Senior design course

By Anita

Imagine managing 30 students working on nine distinct industry-sponsored projects for one semester. For some of you (who may or may not have been previously involved with capstone courses), that may send a chill down your spine. Many questions crossed my mind three years ago when I began teaching the senior design course in the Edward P. Fitts Industrial & Systems Engineering Department at North Carolina State University (NCSU). What is the most effective way to teach a capstone course? How do you give students enough guidance to be successful without micro-managing their projects? I was fortunate enough to be able to draw upon several years of experience managing projects from a global operations perspective at a large high-tech company.

Reflecting on that experience, I identified three key takeaways in regards to managing projects: 1. communicate clearly and often; 2. focus on defining the problem; 3. learn project management skills.
Communicate clearly and often. Students are aware that communication skills are critical to their success as new engineers, but often presentations in the classroom focus on technical content alone. Many students have not received honest feedback on their presentation style, tone and content. While the typical ISE/ORMS faculty instructor is comfortable presenting, we are by no means experts in the area of technical communications. I decided to collaborate (another lesson learned from my industry days) with Sarah Egan Warren, who teaches the Technical Communications for Engineers course at NCSU, to develop course content that is tailored to the capstone course student experience. Specifically, she developed two lectures. The first is focused on identifying your audience and creating effective messages for that audience. The second lecture focuses on improving visuals such as how to display complex data analysis.

For assessment purposes Sarah and I developed a presentation rubric that is used by the students in the class as a peer evaluation tool. In addition to peer feedback, Sarah gives individual feedback during the two most important presentations – the project proposal and the final presentation. Some examples of feedback that I feel are critical but are often not given in technical courses include the number of “ums,” posture, confidence and transitions. It’s amazing to see the students improve through the semester on these measures, which impact how they are perceived in a business setting.

The increased professionalism that they display in both their content and delivery has been noted by external industry reviewers who have been attending our final presentations for many years. By bringing in an external subject matter expert, I am free to focus on the technical content, which is my expertise. Our goal here is that with the integration of communication in the capstone course (vs. a non-engineering course) the learning transfer increases and persists into their careers.

Focus on defining the problem. As analytically minded individuals, students tend to focus on developing a model (and quickly). The issue with this proclivity is the potential for not fully understanding the problem itself. Overlaid on the project management phase course structure, we cover the Six Sigma phases in order to present tools that are used to define the problem, benchmark the current process, analyze the system and improve the system. The first and arguably the most important deliverable is the project charter. The objectives of the project charter are presented in class and the teams are then given time to work on their charter and receive initial feedback. Next, they present a draft of the project charter in class and work with another team to “pair and share” feedback focusing on developing project objectives that fulfill the SMART criteria. Finally, they present the final, revised charter in its entirety.

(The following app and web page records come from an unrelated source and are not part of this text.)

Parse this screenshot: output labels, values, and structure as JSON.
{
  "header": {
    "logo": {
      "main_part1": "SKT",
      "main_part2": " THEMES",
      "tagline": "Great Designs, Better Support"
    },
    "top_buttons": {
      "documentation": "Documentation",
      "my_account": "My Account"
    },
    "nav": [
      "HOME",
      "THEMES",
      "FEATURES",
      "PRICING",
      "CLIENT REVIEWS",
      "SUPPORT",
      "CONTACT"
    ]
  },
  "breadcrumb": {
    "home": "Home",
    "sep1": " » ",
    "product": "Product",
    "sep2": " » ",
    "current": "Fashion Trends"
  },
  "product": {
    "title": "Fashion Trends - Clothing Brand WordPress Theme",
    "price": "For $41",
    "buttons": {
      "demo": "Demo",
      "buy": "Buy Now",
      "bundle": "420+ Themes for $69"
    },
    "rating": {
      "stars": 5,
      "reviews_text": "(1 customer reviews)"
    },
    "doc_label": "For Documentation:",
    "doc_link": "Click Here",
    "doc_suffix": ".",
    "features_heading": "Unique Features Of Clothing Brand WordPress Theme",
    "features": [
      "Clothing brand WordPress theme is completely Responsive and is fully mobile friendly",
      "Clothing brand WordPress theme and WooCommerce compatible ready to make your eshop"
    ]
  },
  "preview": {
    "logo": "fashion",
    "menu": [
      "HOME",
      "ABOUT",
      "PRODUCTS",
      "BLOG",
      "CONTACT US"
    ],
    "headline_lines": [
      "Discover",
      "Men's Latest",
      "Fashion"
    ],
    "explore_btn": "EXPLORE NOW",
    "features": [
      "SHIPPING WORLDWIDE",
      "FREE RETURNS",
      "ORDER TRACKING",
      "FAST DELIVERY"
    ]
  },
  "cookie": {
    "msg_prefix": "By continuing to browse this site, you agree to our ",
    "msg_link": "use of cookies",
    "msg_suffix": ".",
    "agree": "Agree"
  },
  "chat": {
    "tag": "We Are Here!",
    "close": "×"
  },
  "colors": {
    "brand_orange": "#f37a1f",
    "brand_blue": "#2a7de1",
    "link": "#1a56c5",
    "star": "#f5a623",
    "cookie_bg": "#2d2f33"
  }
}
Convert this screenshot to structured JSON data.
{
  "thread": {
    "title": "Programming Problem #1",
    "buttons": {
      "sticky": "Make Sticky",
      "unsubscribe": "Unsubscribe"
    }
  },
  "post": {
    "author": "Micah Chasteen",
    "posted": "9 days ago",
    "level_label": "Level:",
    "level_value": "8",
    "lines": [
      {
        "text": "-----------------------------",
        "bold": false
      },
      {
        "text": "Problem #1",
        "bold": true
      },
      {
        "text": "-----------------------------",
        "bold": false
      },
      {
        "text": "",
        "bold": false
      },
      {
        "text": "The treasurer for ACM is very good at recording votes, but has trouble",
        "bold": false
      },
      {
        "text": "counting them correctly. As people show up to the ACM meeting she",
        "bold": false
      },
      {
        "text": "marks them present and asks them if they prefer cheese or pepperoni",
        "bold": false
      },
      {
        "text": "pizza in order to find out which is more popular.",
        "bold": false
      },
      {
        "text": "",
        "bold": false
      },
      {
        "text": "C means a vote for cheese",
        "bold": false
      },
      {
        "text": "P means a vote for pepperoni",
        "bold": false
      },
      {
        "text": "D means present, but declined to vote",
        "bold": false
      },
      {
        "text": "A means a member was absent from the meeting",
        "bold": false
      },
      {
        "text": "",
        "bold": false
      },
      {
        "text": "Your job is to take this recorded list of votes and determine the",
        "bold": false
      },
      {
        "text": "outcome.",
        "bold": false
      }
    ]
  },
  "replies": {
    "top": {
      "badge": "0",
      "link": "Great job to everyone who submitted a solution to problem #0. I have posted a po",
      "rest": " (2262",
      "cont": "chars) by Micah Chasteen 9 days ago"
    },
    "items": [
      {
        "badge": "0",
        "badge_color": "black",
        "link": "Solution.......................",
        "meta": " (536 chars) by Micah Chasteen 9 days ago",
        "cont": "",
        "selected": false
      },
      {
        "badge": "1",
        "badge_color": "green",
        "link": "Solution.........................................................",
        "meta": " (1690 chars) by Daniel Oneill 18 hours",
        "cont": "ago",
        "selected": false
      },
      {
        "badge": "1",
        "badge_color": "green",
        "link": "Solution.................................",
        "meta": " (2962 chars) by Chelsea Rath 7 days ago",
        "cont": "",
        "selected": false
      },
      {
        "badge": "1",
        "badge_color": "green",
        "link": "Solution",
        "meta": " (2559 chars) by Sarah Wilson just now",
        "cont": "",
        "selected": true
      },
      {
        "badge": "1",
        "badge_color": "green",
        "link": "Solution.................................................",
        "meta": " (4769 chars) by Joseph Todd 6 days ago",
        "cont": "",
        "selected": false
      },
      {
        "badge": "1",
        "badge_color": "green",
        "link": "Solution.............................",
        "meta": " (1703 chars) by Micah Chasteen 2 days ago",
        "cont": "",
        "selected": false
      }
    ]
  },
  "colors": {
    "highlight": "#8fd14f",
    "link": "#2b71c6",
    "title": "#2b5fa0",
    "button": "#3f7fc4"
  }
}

This iterative process evolved as I observed the students struggling with setting goals. For example, each semester the students proposed objectives such as “build a simulation model” and were unfamiliar with the concept of developing performance measures.

Learn project management skills. Most of our ISE students have not had formal instruction in project management methods prior to the capstone project. Without a project-based course that facilitates a formal mechanism for defining and tracking milestones, how can the students be successful? Again, the intent here is not to micromanage the projects; in fact, the students have total responsibility for their success or failure. The framework I have leveraged is not only intended to give students tools and concepts that they can apply to their project but also to bring industry standard project management skills to the workplace. We use a phased approach (concept, planning, implementation/execution, and close-out) to guide the progression of the projects through milestones and deliverables. Project management topics that are covered span from developing a schedule and understanding project risks to working in multidisciplinary teams.

The value of presenting these concepts in a capstone course is that students can immediately apply them. During each in-class meeting, the student teams have an opportunity to apply the tool or concept within the context of their project. In doing so, productive discussions can emerge between teams and the instructor, which simplify the issue of “tracking team progress.” Another mechanism we use to quickly assess team progress is the status chart. We adopted a simple one-page chart using industry standard color-coding (red, yellow and green) to mark progress toward the project milestones. These documents are shared with both faculty and industry sponsors in order to facilitate a consistent stream of communication.

Refining the capstone course is far from over, but this framework has laid the groundwork for stability each semester. If you are interested in learning more about our capstone course structure see the ASEE

2012 proceedings, “Integrating Project Management & Lean-Six Sigma Methodologies in an Industrial Engineering Capstone Course.”

Anita Vila-Parrish ( is the director of Undergraduate Programs and Teaching Assistant Professor in the Edward P. Fitts Department of Industrial & Systems Engineering at North Carolina State University.